LM: Hmm… I haven’t found him or her quite yet. But really, sometimes I’ll just see someone and I feel like I need to paint them. It’s very particular, but I can’t precisely articulate what the “requirements” are.

MA: You volunteer every Sunday at Asheville Prison Books in your hometown of Asheville. What about that charity compelled you to start working with them?

LM: Education and literacy are one of the most valuable tools that can allow a black American child of the American public school system to transcend the cradle-to-prison pipeline that they are statistically on track to follow. Prison Books is an extension of that, reaching men and women who are seeking the freedom of knowledge that they weren’t given as a child. That’s important to me.
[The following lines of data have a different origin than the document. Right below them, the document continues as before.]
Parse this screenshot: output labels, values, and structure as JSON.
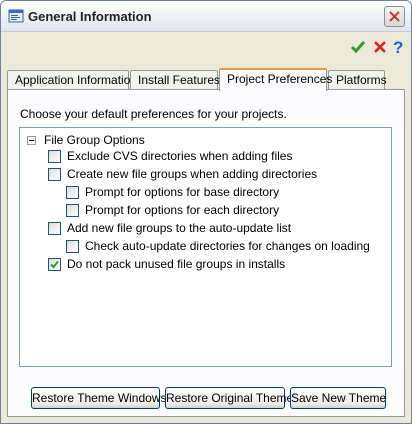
{
  "window": {
    "title": "General Information",
    "title_icon": "app-window-icon"
  },
  "toolbar": {
    "ok_icon": "checkmark-icon",
    "cancel_icon": "red-x-icon",
    "help_icon": "help-question-icon"
  },
  "tabs": [
    {
      "label": "Application Information",
      "active": false
    },
    {
      "label": "Install Features",
      "active": false
    },
    {
      "label": "Project Preferences",
      "active": true
    },
    {
      "label": "Platforms",
      "active": false
    }
  ],
  "panel": {
    "description": "Choose your default preferences for your projects.",
    "tree": {
      "group_label": "File Group Options",
      "group_expanded": true,
      "items": [
        {
          "label": "Exclude CVS directories when adding files",
          "checked": false
        },
        {
          "label": "Create new file groups when adding directories",
          "checked": false
        },
        {
          "label": "Prompt for options for base directory",
          "checked": false
        },
        {
          "label": "Prompt for options for each directory",
          "checked": false
        },
        {
          "label": "Add new file groups to the auto-update list",
          "checked": false
        },
        {
          "label": "Check auto-update directories for changes on loading",
          "checked": false
        },
        {
          "label": "Do not pack unused file groups in installs",
          "checked": true
        }
      ]
    }
  },
  "buttons": {
    "restore_windows": "Restore Theme Windows",
    "restore_original": "Restore Original Theme",
    "save_new": "Save New Theme"
  },
  "colors": {
    "check_green": "#2e9a2e",
    "cancel_red": "#d32626",
    "help_blue": "#1f5fd6",
    "active_tab_accent": "#e69a3c"
  }
}
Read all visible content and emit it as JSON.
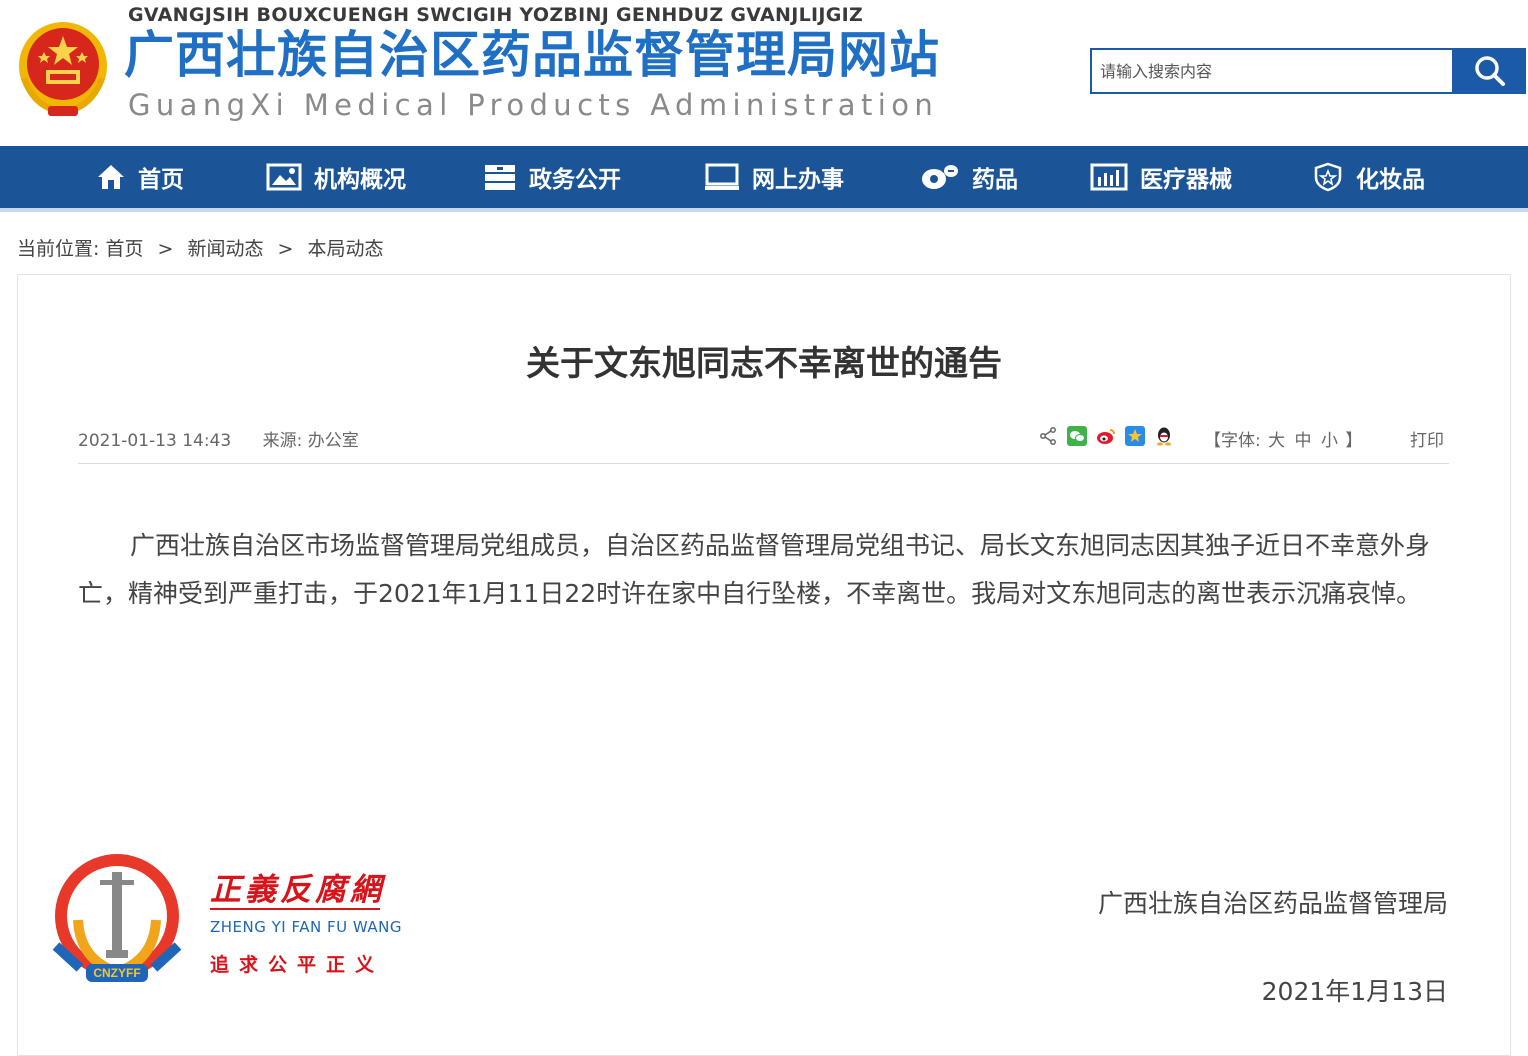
{
  "header": {
    "minority_name": "GVANGJSIH BOUXCUENGH SWCIGIH YOZBINJ GENHDUZ GVANJLIJGIZ",
    "site_title": "广西壮族自治区药品监督管理局网站",
    "site_title_en": "GuangXi  Medical  Products  Administration",
    "search": {
      "placeholder": "请输入搜索内容"
    }
  },
  "nav": {
    "items": [
      {
        "label": "首页",
        "icon": "home-icon"
      },
      {
        "label": "机构概况",
        "icon": "picture-icon"
      },
      {
        "label": "政务公开",
        "icon": "document-stack-icon"
      },
      {
        "label": "网上办事",
        "icon": "monitor-icon"
      },
      {
        "label": "药品",
        "icon": "pill-icon"
      },
      {
        "label": "医疗器械",
        "icon": "bar-chart-icon"
      },
      {
        "label": "化妆品",
        "icon": "shield-icon"
      }
    ],
    "bg_color": "#1c5597"
  },
  "breadcrumb": {
    "prefix": "当前位置:",
    "items": [
      "首页",
      "新闻动态",
      "本局动态"
    ],
    "separator": ">"
  },
  "article": {
    "title": "关于文东旭同志不幸离世的通告",
    "datetime": "2021-01-13 14:43",
    "source": "来源: 办公室",
    "font_size": {
      "prefix": "【字体:",
      "large": "大",
      "medium": "中",
      "small": "小",
      "suffix": "】"
    },
    "print": "打印",
    "share_icons": [
      "share-icon",
      "wechat-icon",
      "weibo-icon",
      "qzone-icon",
      "qq-icon"
    ],
    "body": "广西壮族自治区市场监督管理局党组成员，自治区药品监督管理局党组书记、局长文东旭同志因其独子近日不幸意外身亡，精神受到严重打击，于2021年1月11日22时许在家中自行坠楼，不幸离世。我局对文东旭同志的离世表示沉痛哀悼。",
    "signature": "广西壮族自治区药品监督管理局",
    "sign_date": "2021年1月13日"
  },
  "watermark": {
    "title": "正義反腐網",
    "pinyin": "ZHENG YI FAN FU WANG",
    "slogan": "追求公平正义",
    "emblem_text": "CNZYFF"
  },
  "colors": {
    "brand_blue": "#1f6fc4",
    "nav_blue": "#1c5597",
    "watermark_red": "#d8141b"
  }
}
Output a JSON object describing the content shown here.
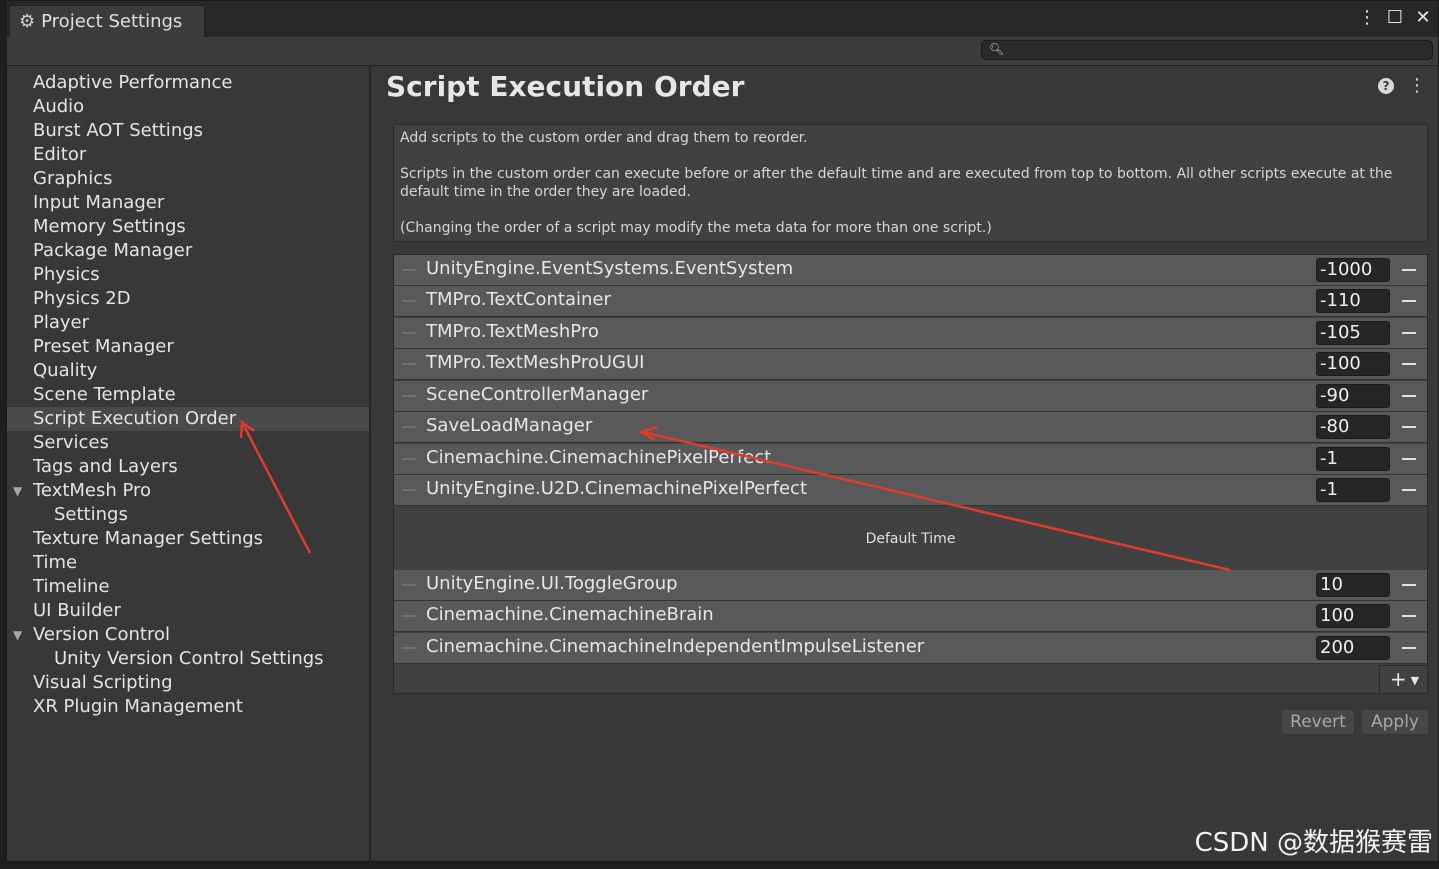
{
  "window": {
    "tab_label": "Project Settings",
    "tab_icon": "gear-icon",
    "title_icons": [
      "kebab-menu-icon",
      "maximize-icon",
      "close-icon"
    ],
    "search": {
      "placeholder": "",
      "value": ""
    }
  },
  "sidebar": {
    "selected": "Script Execution Order",
    "items": [
      {
        "label": "Adaptive Performance"
      },
      {
        "label": "Audio"
      },
      {
        "label": "Burst AOT Settings"
      },
      {
        "label": "Editor"
      },
      {
        "label": "Graphics"
      },
      {
        "label": "Input Manager"
      },
      {
        "label": "Memory Settings"
      },
      {
        "label": "Package Manager"
      },
      {
        "label": "Physics"
      },
      {
        "label": "Physics 2D"
      },
      {
        "label": "Player"
      },
      {
        "label": "Preset Manager"
      },
      {
        "label": "Quality"
      },
      {
        "label": "Scene Template"
      },
      {
        "label": "Script Execution Order"
      },
      {
        "label": "Services"
      },
      {
        "label": "Tags and Layers"
      },
      {
        "label": "TextMesh Pro"
      },
      {
        "label": "Settings"
      },
      {
        "label": "Texture Manager Settings"
      },
      {
        "label": "Time"
      },
      {
        "label": "Timeline"
      },
      {
        "label": "UI Builder"
      },
      {
        "label": "Version Control"
      },
      {
        "label": "Unity Version Control Settings"
      },
      {
        "label": "Visual Scripting"
      },
      {
        "label": "XR Plugin Management"
      }
    ]
  },
  "main": {
    "title": "Script Execution Order",
    "help": {
      "line1": "Add scripts to the custom order and drag them to reorder.",
      "line2": "Scripts in the custom order can execute before or after the default time and are executed from top to bottom. All other scripts execute at the default time in the order they are loaded.",
      "line3": "(Changing the order of a script may modify the meta data for more than one script.)"
    },
    "scripts_before": [
      {
        "name": "UnityEngine.EventSystems.EventSystem",
        "order": "-1000"
      },
      {
        "name": "TMPro.TextContainer",
        "order": "-110"
      },
      {
        "name": "TMPro.TextMeshPro",
        "order": "-105"
      },
      {
        "name": "TMPro.TextMeshProUGUI",
        "order": "-100"
      },
      {
        "name": "SceneControllerManager",
        "order": "-90"
      },
      {
        "name": "SaveLoadManager",
        "order": "-80"
      },
      {
        "name": "Cinemachine.CinemachinePixelPerfect",
        "order": "-1"
      },
      {
        "name": "UnityEngine.U2D.CinemachinePixelPerfect",
        "order": "-1"
      }
    ],
    "default_time_label": "Default Time",
    "scripts_after": [
      {
        "name": "UnityEngine.UI.ToggleGroup",
        "order": "10"
      },
      {
        "name": "Cinemachine.CinemachineBrain",
        "order": "100"
      },
      {
        "name": "Cinemachine.CinemachineIndependentImpulseListener",
        "order": "200"
      }
    ],
    "add_label": "+",
    "revert_label": "Revert",
    "apply_label": "Apply"
  },
  "watermark": "CSDN @数据猴赛雷",
  "colors": {
    "annotation_arrow": "#e03c2a",
    "selected_item": "#4a4a4a",
    "row": "#595959"
  }
}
MA: What are the three stereotypes you’re confronted with when people find out you’re from the south?

LM: I’m not sure. I guess a lot of people think I should have a country accent. But I live in a little “progressive” niche of North Carolina. This article listed Asheville as the 3rd most hipster city in the US. On the other hand, I would say people in Asheville have subconscious stereotypes or biases against Black people, and that is one of the reasons my passions are based upon racial equality and respect for the Black community. What’s funny though is that Don Yelton, the man who was interviewed not too long ago on The Daily Show is from my county, Buncombe County, and the episode was filmed in my town.

MA: Finish this sentence: Growing up in North Carolina has _________ my art.

LM: Informed.

MA: Besides painting, do you have any other hidden talents?

LM: I used to want to be a fashion designer (even though I’m not very good at sewing). You could say I have academic talent, or more so I strong work ethic.

MA: What’s your favorite quote or motto?

LM: Countee Cullen once said it is the “definite duty…[of] Blacks to raise a great hue and cry against misrepresentations” and to “supersede their individual prerogative without denying those rights.” That’s really inspiring for me. 

MA: If I could be featured in any museum, it’d be ________.

LM: The streets. If I wasn’t too scared of being caught—lame, I know—I’d spread my art all over the world, directly to the people, like Basquiat or Banksy.